This capability brings a new level of creativity to the research field, allowing scientists in Zhang’s group the flexibility to immediately experiment with even the newest of discoveries. In his lab, they are able to grow a material at atomic scale and image it also with atomic resolution, thus gaining insight into the emergent properties and functionalities in nanometer size.

The vacuum system can substantially heat and cool the samples and move them from one end of the system to another, where each sample can be measured and viewed under microscopes of varying intensity, resulting in intriguing cellular patterns that provide Zhang and his colleagues with more information about the material at hand.

“So many new generation applications come from the complex oxides that we work with,” said Zhang. “We often need to mix them together to get an idea of what they’re really capable of, which requires an enormous amount of control and technical capabilities.”

Zhang comes to LSU from Florida International University, drawn to Louisiana because of the Flagship University’s recent Materials Science Multidisciplinary Hiring Initiative, or MHI, which brought to campus National Academy of Sciences member Ward Plummer, along with several colleagues, graduate students and post-doctoral researchers in related fields.

The NSF CAREER grant, which Zhang received in 2004, has supported his work in two ways: it has funded his research, and it has allowed him to support students, a win-win situation for both the researcher and any student interested in materials physics and lucky enough to grab a spot in his lab. For Zhang, the educational outreach component of his grant is just as important as the research aspect.

“To really reach students in complex materials physics, you have to explicitly connect fundamental research and application for them,” he said. “You have to grab a student’s interest. You show them that this kind of work eventually will impact the size of computer monitors, of memory chips and will even make computers faster. If you show them the end result, that’s when it really clicks for them.”

Soon, he would like to develop programs for educational outreach to high school students interested in physics, as well as increase the number of in-state physics majors at LSU.

“The LSU Department of Physics and Astronomy is an extremely productive research unit.

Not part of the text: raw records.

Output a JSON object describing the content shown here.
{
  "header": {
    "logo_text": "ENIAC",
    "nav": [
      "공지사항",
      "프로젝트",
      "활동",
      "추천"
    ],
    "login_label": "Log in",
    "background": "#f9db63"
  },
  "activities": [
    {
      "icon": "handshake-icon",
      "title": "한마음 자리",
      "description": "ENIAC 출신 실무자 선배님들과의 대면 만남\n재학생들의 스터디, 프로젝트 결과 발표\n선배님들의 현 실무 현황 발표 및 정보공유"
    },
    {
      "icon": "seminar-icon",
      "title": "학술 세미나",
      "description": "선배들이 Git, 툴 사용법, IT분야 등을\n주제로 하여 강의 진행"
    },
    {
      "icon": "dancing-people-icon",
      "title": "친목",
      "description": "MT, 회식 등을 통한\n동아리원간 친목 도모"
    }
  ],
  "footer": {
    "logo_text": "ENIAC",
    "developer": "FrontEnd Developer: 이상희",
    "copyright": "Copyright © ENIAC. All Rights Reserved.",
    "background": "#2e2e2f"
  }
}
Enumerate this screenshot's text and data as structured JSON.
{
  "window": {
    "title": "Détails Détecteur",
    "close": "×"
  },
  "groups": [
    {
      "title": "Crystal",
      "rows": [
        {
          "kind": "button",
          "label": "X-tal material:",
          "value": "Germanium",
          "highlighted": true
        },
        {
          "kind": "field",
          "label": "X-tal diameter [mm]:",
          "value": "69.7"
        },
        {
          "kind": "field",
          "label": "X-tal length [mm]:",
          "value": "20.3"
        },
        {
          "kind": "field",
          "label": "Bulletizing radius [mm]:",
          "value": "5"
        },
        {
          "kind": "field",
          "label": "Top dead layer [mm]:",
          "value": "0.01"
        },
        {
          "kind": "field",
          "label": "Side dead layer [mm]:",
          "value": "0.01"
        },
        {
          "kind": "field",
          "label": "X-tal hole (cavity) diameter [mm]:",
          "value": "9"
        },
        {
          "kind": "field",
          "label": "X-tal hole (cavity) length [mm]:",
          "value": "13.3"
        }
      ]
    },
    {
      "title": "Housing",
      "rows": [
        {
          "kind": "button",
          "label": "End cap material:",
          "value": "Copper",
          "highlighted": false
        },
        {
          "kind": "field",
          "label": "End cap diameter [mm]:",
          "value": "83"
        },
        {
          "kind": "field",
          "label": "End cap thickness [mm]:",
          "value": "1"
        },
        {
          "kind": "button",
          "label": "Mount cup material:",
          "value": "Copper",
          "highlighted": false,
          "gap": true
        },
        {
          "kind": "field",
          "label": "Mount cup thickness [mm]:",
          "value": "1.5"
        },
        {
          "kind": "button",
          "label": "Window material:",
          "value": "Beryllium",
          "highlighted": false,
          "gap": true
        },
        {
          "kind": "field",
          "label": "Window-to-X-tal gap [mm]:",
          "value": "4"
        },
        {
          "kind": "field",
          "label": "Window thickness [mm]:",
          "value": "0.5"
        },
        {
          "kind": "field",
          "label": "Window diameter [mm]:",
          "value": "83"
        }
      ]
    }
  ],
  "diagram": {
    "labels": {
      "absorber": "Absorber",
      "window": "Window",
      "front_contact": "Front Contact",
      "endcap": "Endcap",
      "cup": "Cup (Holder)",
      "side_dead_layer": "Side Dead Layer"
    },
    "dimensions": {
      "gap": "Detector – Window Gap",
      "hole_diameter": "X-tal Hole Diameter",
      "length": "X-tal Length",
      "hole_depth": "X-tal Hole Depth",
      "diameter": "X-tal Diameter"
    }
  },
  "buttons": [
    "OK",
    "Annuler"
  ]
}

They have about one-third of all the active NSF CAREER grant recipients on this campus,” said Zhang. “We’d like for more students to be exposed to and pursue careers in this field, which has not only academic but applied career potential, as well.”

Ashley Berthelot | Writer | Office of Communications & University Relations
June 2009